G. T. Webb, Ph.D.; P. J. Vardanega, Ph.D., M.ASCE; N. A. Hoult, Ph.D., M.ASCE; P. R. A. Fidler; P. J. Bennett, Ph.D.; and C. R. Middleton, Ph.D., C.Eng.
This paper presents data from fiber-optic strain monitoring of the Nine Wells Bridge, which is a three-span, pretensioned, prestressed concrete beam-and-slab bridge located in Cambridgeshire in the United Kingdom.
The original deployment at the site and the challenges associated with collecting distributed strain data using the Brillouin optical time domain reflectometry (BOTDR) technique are described.
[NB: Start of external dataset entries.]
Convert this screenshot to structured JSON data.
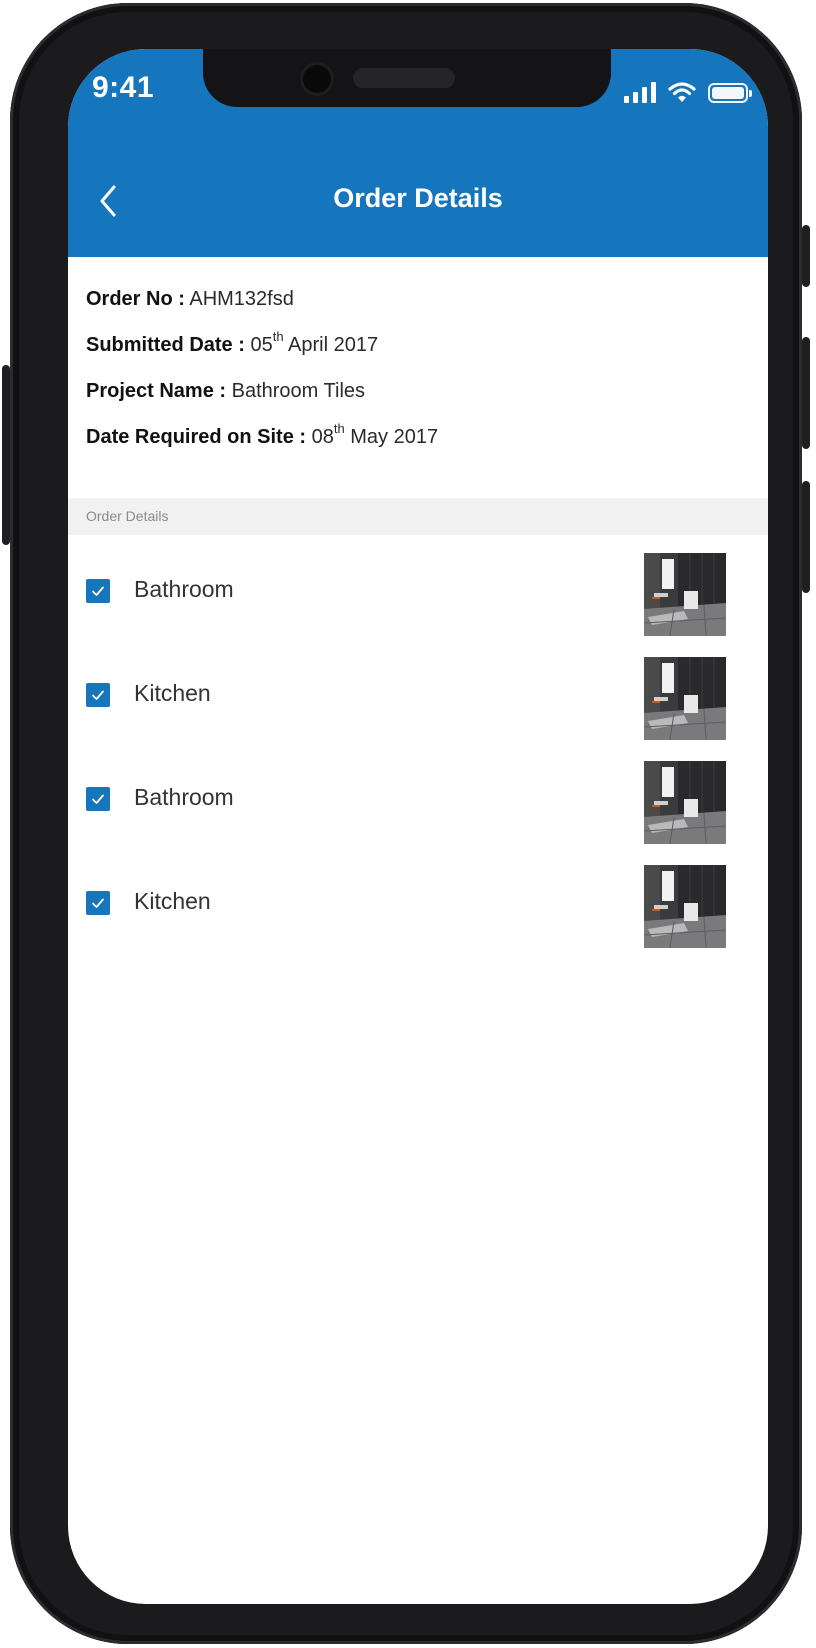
{
  "status_bar": {
    "time": "9:41",
    "icons": [
      "signal-icon",
      "wifi-icon",
      "battery-icon"
    ]
  },
  "header": {
    "title": "Order Details",
    "back_icon": "chevron-left-icon",
    "color": "#1676bd"
  },
  "order": {
    "order_no_label": "Order No :",
    "order_no": "AHM132fsd",
    "submitted_label": "Submitted Date :",
    "submitted_day": "05",
    "submitted_suffix": "th",
    "submitted_rest": "April 2017",
    "project_label": "Project Name :",
    "project_name": "Bathroom Tiles",
    "required_label": "Date Required on Site :",
    "required_day": "08",
    "required_suffix": "th",
    "required_rest": "May 2017"
  },
  "section": {
    "title": "Order Details"
  },
  "items": [
    {
      "label": "Bathroom",
      "checked": true
    },
    {
      "label": "Kitchen",
      "checked": true
    },
    {
      "label": "Bathroom",
      "checked": true
    },
    {
      "label": "Kitchen",
      "checked": true
    }
  ]
}
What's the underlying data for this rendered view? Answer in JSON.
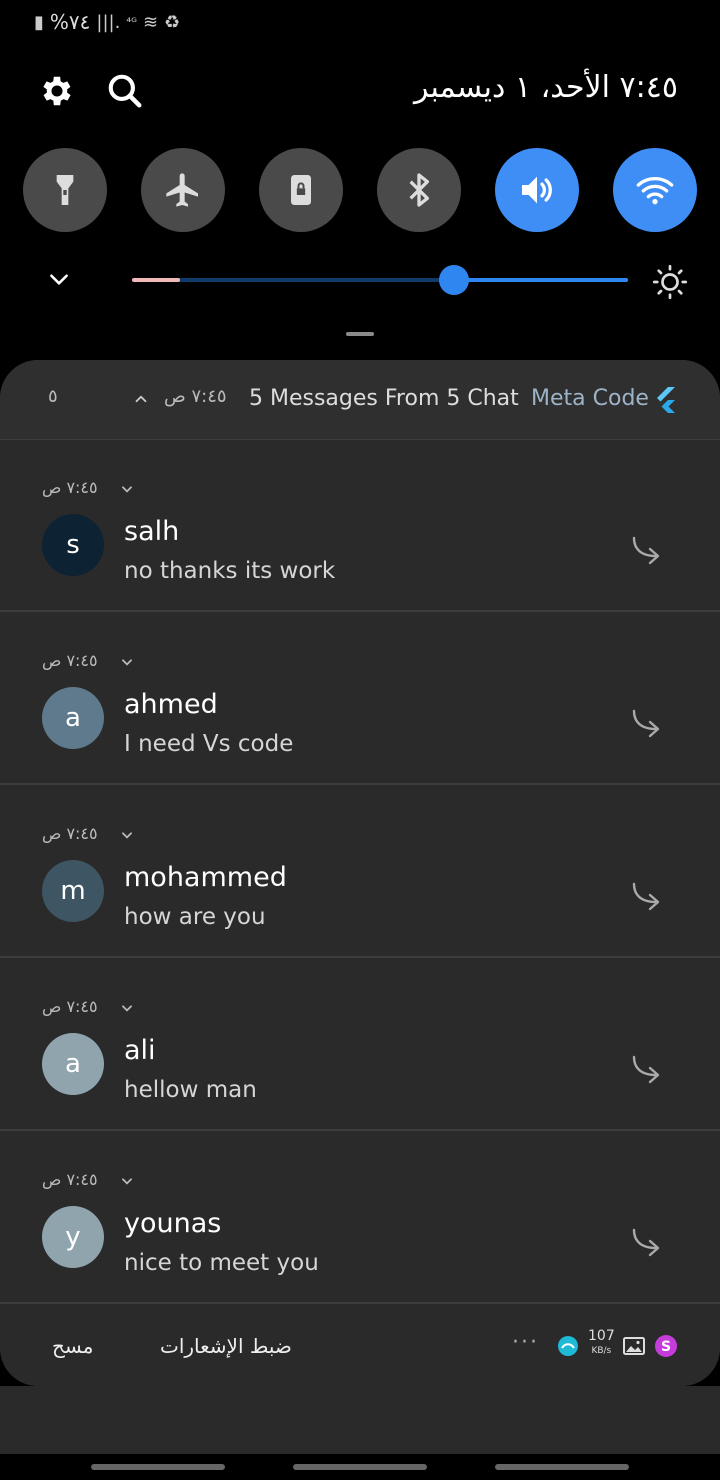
{
  "status_bar": {
    "battery_text": "%٧٤"
  },
  "header": {
    "datetime": "٧:٤٥  الأحد، ١ ديسمبر"
  },
  "quick_toggles": [
    {
      "name": "flashlight",
      "icon": "flashlight-icon",
      "active": false
    },
    {
      "name": "airplane-mode",
      "icon": "airplane-icon",
      "active": false
    },
    {
      "name": "screen-lock",
      "icon": "lock-rotation-icon",
      "active": false
    },
    {
      "name": "bluetooth",
      "icon": "bluetooth-icon",
      "active": false
    },
    {
      "name": "sound",
      "icon": "volume-icon",
      "active": true
    },
    {
      "name": "wifi",
      "icon": "wifi-icon",
      "active": true
    }
  ],
  "brightness": {
    "level": 0.65
  },
  "notification_group": {
    "app_name": "Meta Code",
    "title": "5 Messages From 5 Chat",
    "time": "٧:٤٥ ص",
    "count": "٥"
  },
  "notifications": [
    {
      "time": "٧:٤٥ ص",
      "initial": "s",
      "name": "salh",
      "message": "no thanks its work",
      "avatar_color": "#0d2233"
    },
    {
      "time": "٧:٤٥ ص",
      "initial": "a",
      "name": "ahmed",
      "message": "I need Vs code",
      "avatar_color": "#5f7a8c"
    },
    {
      "time": "٧:٤٥ ص",
      "initial": "m",
      "name": "mohammed",
      "message": "how are you",
      "avatar_color": "#3e5563"
    },
    {
      "time": "٧:٤٥ ص",
      "initial": "a",
      "name": "ali",
      "message": "hellow man",
      "avatar_color": "#90a4ae"
    },
    {
      "time": "٧:٤٥ ص",
      "initial": "y",
      "name": "younas",
      "message": "nice to meet you",
      "avatar_color": "#90a4ae"
    }
  ],
  "footer": {
    "clear_label": "مسح",
    "settings_label": "ضبط الإشعارات",
    "more_label": "···",
    "net_speed": "107",
    "net_unit": "KB/s"
  },
  "colors": {
    "accent": "#3f8ef5",
    "panel_bg": "#2a2a2a"
  }
}
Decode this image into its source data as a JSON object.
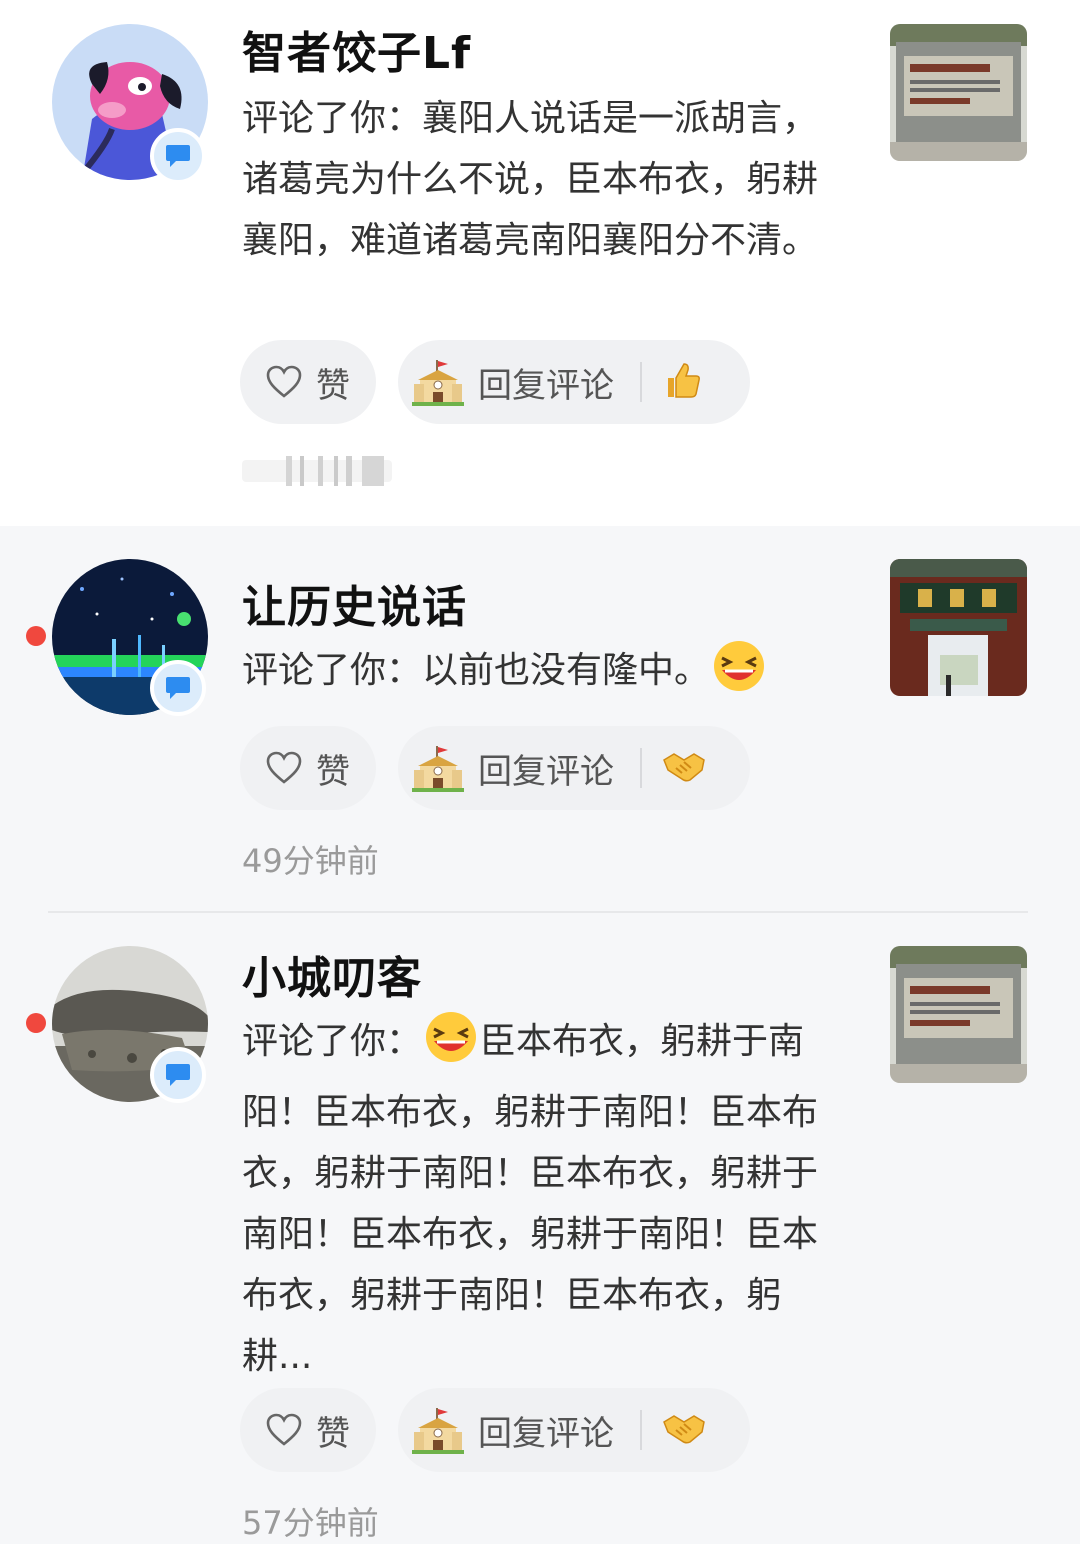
{
  "notifications": [
    {
      "username": "智者饺子Lf",
      "comment_text": "评论了你：襄阳人说话是一派胡言，诸葛亮为什么不说，臣本布衣，躬耕襄阳，难道诸葛亮南阳襄阳分不清。",
      "like_label": "赞",
      "reply_label": "回复评论",
      "time": "",
      "reaction_icon": "thumbs-up-icon",
      "unread": false
    },
    {
      "username": "让历史说话",
      "comment_prefix": "评论了你：以前也没有隆中。",
      "comment_emoji": "laughing-emoji",
      "like_label": "赞",
      "reply_label": "回复评论",
      "time": "49分钟前",
      "reaction_icon": "handshake-icon",
      "unread": true
    },
    {
      "username": "小城叨客",
      "comment_prefix": "评论了你：",
      "comment_emoji": "laughing-emoji",
      "comment_rest": "臣本布衣，躬耕于南阳！臣本布衣，躬耕于南阳！臣本布衣，躬耕于南阳！臣本布衣，躬耕于南阳！臣本布衣，躬耕于南阳！臣本布衣，躬耕于南阳！臣本布衣，躬耕...",
      "like_label": "赞",
      "reply_label": "回复评论",
      "time": "57分钟前",
      "reaction_icon": "handshake-icon",
      "unread": true
    }
  ],
  "colors": {
    "unread_dot": "#f0483e",
    "badge_bg": "#dcecfb",
    "badge_icon": "#2d8cf0",
    "pill_bg": "#f0f1f3",
    "read_bg": "#ffffff",
    "unread_bg": "#f6f7f9"
  }
}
In particular, construction and deployment issues of fiber robustness and temperature effects are highlighted.
The challenges of interpreting the collected data as well as the potential value of information that may be obtained are discussed. Challenges involved with relating measurements to the expected levels of prestress, including the effects due to debonding, creep, and shrinkage, are discussed and analyzed.
This paper provides an opportunity to study whether two commonly used models for creep and shrinkage, adequately model data collected in field conditions.